The Jesuit Examen is a form of prayerful reflection on daily experiences that was introduced five centuries ago by St. Ignatius of Loyola, founder of the Society of Jesus (better known as the Jesuits). The Examen may be utilized by diverse populations when adapted and secularized, which can be completed by substituting the language of God in the original Examen for more inclusive terms such as “love.” Although five centuries old, the 10–15-min daily reflective practice has not been subject to empirical research. Furthermore, research has not explored the effects of the Examen on psychological health and well-being in a workplace setting. Other religious practices, including mindfulness and yoga, are important and religiously derived but now secularized interventions that can be utilized in multiple work and other settings. The present pilot study focused on the potential effectiveness of using a secularized version of the Examen in the workplace to determine whether this practice can produce psychological and well-being health benefits, such as stress reduction and improvement in one’s satisfaction with life.
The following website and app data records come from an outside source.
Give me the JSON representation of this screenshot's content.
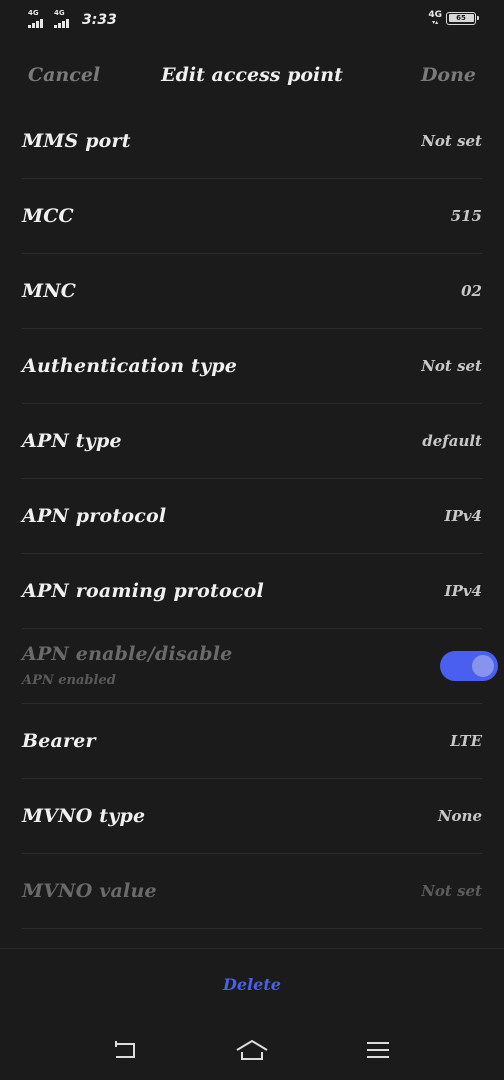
{
  "status_bar": {
    "sim1_network": "4G",
    "sim2_network": "4G",
    "time": "3:33",
    "network_right": "4G",
    "battery_level": "65",
    "signal_strength_sim1": 4,
    "signal_strength_sim2": 4
  },
  "header": {
    "cancel_label": "Cancel",
    "title": "Edit access point",
    "done_label": "Done"
  },
  "rows": [
    {
      "label": "MMS port",
      "value": "Not set"
    },
    {
      "label": "MCC",
      "value": "515"
    },
    {
      "label": "MNC",
      "value": "02"
    },
    {
      "label": "Authentication type",
      "value": "Not set"
    },
    {
      "label": "APN type",
      "value": "default"
    },
    {
      "label": "APN protocol",
      "value": "IPv4"
    },
    {
      "label": "APN roaming protocol",
      "value": "IPv4"
    }
  ],
  "apn_toggle": {
    "label": "APN enable/disable",
    "sublabel": "APN enabled",
    "enabled": true
  },
  "rows2": [
    {
      "label": "Bearer",
      "value": "LTE"
    },
    {
      "label": "MVNO type",
      "value": "None"
    },
    {
      "label": "MVNO value",
      "value": "Not set",
      "disabled": true
    }
  ],
  "footer": {
    "delete_label": "Delete"
  },
  "colors": {
    "background": "#1b1b1b",
    "accent": "#4b5fe8",
    "toggle_track": "#4a5ff0",
    "toggle_knob": "#8794ee"
  },
  "icons": {
    "nav_back": "back-icon",
    "nav_home": "home-icon",
    "nav_menu": "menu-icon"
  }
}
Rader, C., & Plante, T. G. (2023). Potential Benefits of the Jesuit Examen for Psychological Health and Well Being: A Pilot Study. Pastoral Psychology. https://doi.org/10.1007/s11089-023-01111-w